Data:
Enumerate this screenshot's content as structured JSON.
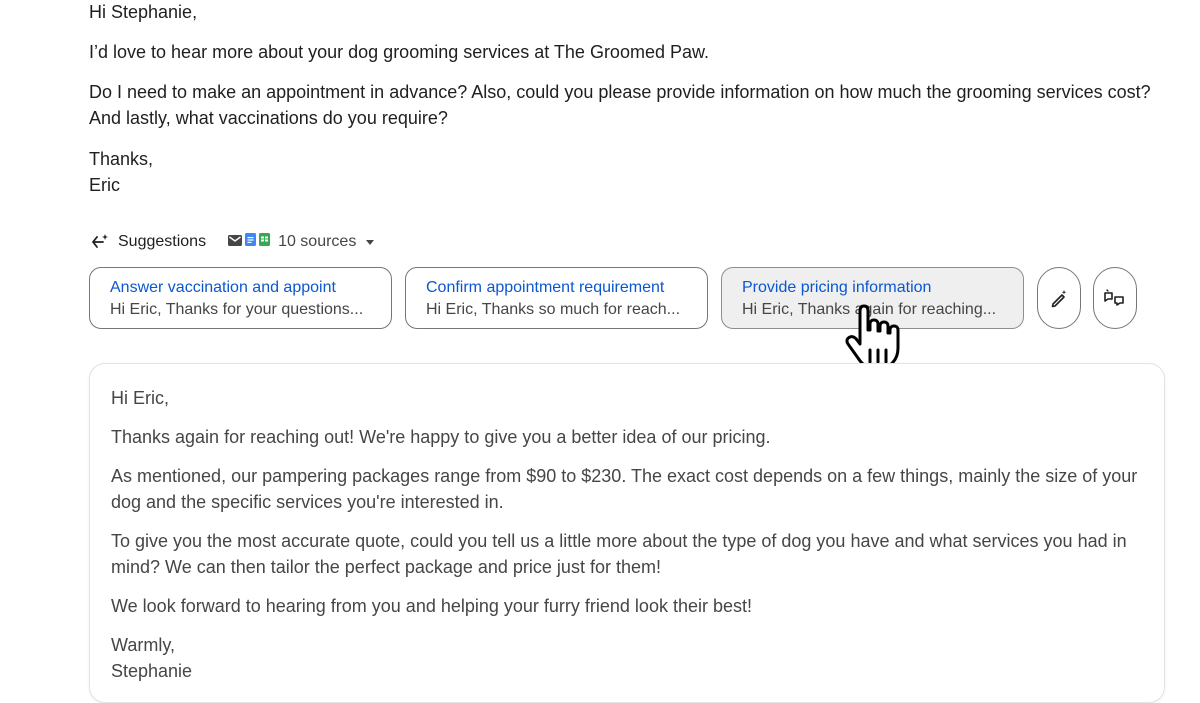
{
  "email": {
    "greeting": "Hi Stephanie,",
    "line1": "I’d love to hear more about your dog grooming services at The Groomed Paw.",
    "line2": "Do I need to make an appointment in advance? Also, could you please provide information on how much the grooming services cost? And lastly, what vaccinations do you require?",
    "signoff": "Thanks,",
    "name": "Eric"
  },
  "suggestions": {
    "label": "Suggestions",
    "sources": "10 sources",
    "source_icons": [
      "gmail-icon",
      "docs-icon",
      "sheets-icon"
    ],
    "chips": [
      {
        "title": "Answer vaccination and appoint",
        "preview": "Hi Eric, Thanks for your questions..."
      },
      {
        "title": "Confirm appointment requirement",
        "preview": "Hi Eric, Thanks so much for reach..."
      },
      {
        "title": "Provide pricing information",
        "preview": "Hi Eric, Thanks again for reaching..."
      }
    ],
    "actions": [
      "magic-pen-icon",
      "refine-icon"
    ]
  },
  "reply": {
    "greeting": "Hi Eric,",
    "p1": "Thanks again for reaching out! We're happy to give you a better idea of our pricing.",
    "p2": "As mentioned, our pampering packages range from $90 to $230. The exact cost depends on a few things, mainly the size of your dog and the specific services you're interested in.",
    "p3": "To give you the most accurate quote, could you tell us a little more about the type of dog you have and what services you had in mind? We can then tailor the perfect package and price just for them!",
    "p4": "We look forward to hearing from you and helping your furry friend look their best!",
    "signoff": "Warmly,",
    "name": "Stephanie"
  },
  "colors": {
    "accent": "#0b57d0",
    "text": "#1f1f1f",
    "muted": "#444746",
    "border": "#747775",
    "gmail_red": "#ea4335",
    "docs_blue": "#4285f4",
    "sheets_green": "#34a853"
  }
}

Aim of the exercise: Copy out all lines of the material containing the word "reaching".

Answer space:
        "preview": "Hi Eric, Thanks again for reaching..."
    "p1": "Thanks again for reaching out! We're happy to give you a better idea of our pricing.",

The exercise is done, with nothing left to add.